== EXTRACTED MATERIAL ==

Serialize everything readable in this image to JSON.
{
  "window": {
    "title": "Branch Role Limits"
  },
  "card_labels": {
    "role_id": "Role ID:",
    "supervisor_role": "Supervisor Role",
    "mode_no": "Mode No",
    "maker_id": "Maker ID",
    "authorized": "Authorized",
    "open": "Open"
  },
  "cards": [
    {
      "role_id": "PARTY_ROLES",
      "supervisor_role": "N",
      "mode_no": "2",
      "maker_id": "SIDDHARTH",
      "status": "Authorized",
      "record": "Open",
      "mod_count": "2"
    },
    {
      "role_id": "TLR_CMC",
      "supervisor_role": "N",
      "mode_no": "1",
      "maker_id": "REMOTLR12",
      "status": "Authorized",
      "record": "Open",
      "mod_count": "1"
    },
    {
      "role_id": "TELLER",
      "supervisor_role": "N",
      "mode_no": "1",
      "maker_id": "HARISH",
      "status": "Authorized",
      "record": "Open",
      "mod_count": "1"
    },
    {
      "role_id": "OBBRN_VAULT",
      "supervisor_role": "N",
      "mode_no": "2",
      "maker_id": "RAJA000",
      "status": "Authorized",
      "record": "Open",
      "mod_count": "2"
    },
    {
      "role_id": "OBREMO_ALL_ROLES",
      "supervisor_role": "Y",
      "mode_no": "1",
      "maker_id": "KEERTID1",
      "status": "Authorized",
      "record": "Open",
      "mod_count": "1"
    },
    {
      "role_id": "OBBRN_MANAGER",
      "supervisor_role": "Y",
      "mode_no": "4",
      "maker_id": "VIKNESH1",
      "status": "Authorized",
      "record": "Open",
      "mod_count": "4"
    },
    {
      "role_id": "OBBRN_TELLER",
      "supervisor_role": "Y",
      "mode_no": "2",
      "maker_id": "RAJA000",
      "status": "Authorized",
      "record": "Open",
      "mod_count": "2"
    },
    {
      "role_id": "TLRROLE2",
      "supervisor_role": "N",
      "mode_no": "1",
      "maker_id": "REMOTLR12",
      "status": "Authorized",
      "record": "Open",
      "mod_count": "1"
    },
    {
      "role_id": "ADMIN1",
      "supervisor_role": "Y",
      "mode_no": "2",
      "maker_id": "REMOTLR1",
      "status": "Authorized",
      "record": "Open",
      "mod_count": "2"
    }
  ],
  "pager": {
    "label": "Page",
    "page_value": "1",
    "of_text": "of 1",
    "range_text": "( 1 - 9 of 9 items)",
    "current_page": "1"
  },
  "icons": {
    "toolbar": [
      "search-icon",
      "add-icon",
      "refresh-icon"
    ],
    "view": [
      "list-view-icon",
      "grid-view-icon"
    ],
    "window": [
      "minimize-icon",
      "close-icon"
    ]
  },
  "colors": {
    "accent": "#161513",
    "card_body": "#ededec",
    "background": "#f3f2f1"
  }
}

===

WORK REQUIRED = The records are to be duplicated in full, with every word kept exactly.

RESPONSE FOR THIS EXERCISE =
Serialize everything readable in this image to JSON.
{
  "window": {
    "title": "Branch Role Limits"
  },
  "card_labels": {
    "role_id": "Role ID:",
    "supervisor_role": "Supervisor Role",
    "mode_no": "Mode No",
    "maker_id": "Maker ID",
    "authorized": "Authorized",
    "open": "Open"
  },
  "cards": [
    {
      "role_id": "PARTY_ROLES",
      "supervisor_role": "N",
      "mode_no": "2",
      "maker_id": "SIDDHARTH",
      "status": "Authorized",
      "record": "Open",
      "mod_count": "2"
    },
    {
      "role_id": "TLR_CMC",
      "supervisor_role": "N",
      "mode_no": "1",
      "maker_id": "REMOTLR12",
      "status": "Authorized",
      "record": "Open",
      "mod_count": "1"
    },
    {
      "role_id": "TELLER",
      "supervisor_role": "N",
      "mode_no": "1",
      "maker_id": "HARISH",
      "status": "Authorized",
      "record": "Open",
      "mod_count": "1"
    },
    {
      "role_id": "OBBRN_VAULT",
      "supervisor_role": "N",
      "mode_no": "2",
      "maker_id": "RAJA000",
      "status": "Authorized",
      "record": "Open",
      "mod_count": "2"
    },
    {
      "role_id": "OBREMO_ALL_ROLES",
      "supervisor_role": "Y",
      "mode_no": "1",
      "maker_id": "KEERTID1",
      "status": "Authorized",
      "record": "Open",
      "mod_count": "1"
    },
    {
      "role_id": "OBBRN_MANAGER",
      "supervisor_role": "Y",
      "mode_no": "4",
      "maker_id": "VIKNESH1",
      "status": "Authorized",
      "record": "Open",
      "mod_count": "4"
    },
    {
      "role_id": "OBBRN_TELLER",
      "supervisor_role": "Y",
      "mode_no": "2",
      "maker_id": "RAJA000",
      "status": "Authorized",
      "record": "Open",
      "mod_count": "2"
    },
    {
      "role_id": "TLRROLE2",
      "supervisor_role": "N",
      "mode_no": "1",
      "maker_id": "REMOTLR12",
      "status": "Authorized",
      "record": "Open",
      "mod_count": "1"
    },
    {
      "role_id": "ADMIN1",
      "supervisor_role": "Y",
      "mode_no": "2",
      "maker_id": "REMOTLR1",
      "status": "Authorized",
      "record": "Open",
      "mod_count": "2"
    }
  ],
  "pager": {
    "label": "Page",
    "page_value": "1",
    "of_text": "of 1",
    "range_text": "( 1 - 9 of 9 items)",
    "current_page": "1"
  },
  "icons": {
    "toolbar": [
      "search-icon",
      "add-icon",
      "refresh-icon"
    ],
    "view": [
      "list-view-icon",
      "grid-view-icon"
    ],
    "window": [
      "minimize-icon",
      "close-icon"
    ]
  },
  "colors": {
    "accent": "#161513",
    "card_body": "#ededec",
    "background": "#f3f2f1"
  }
}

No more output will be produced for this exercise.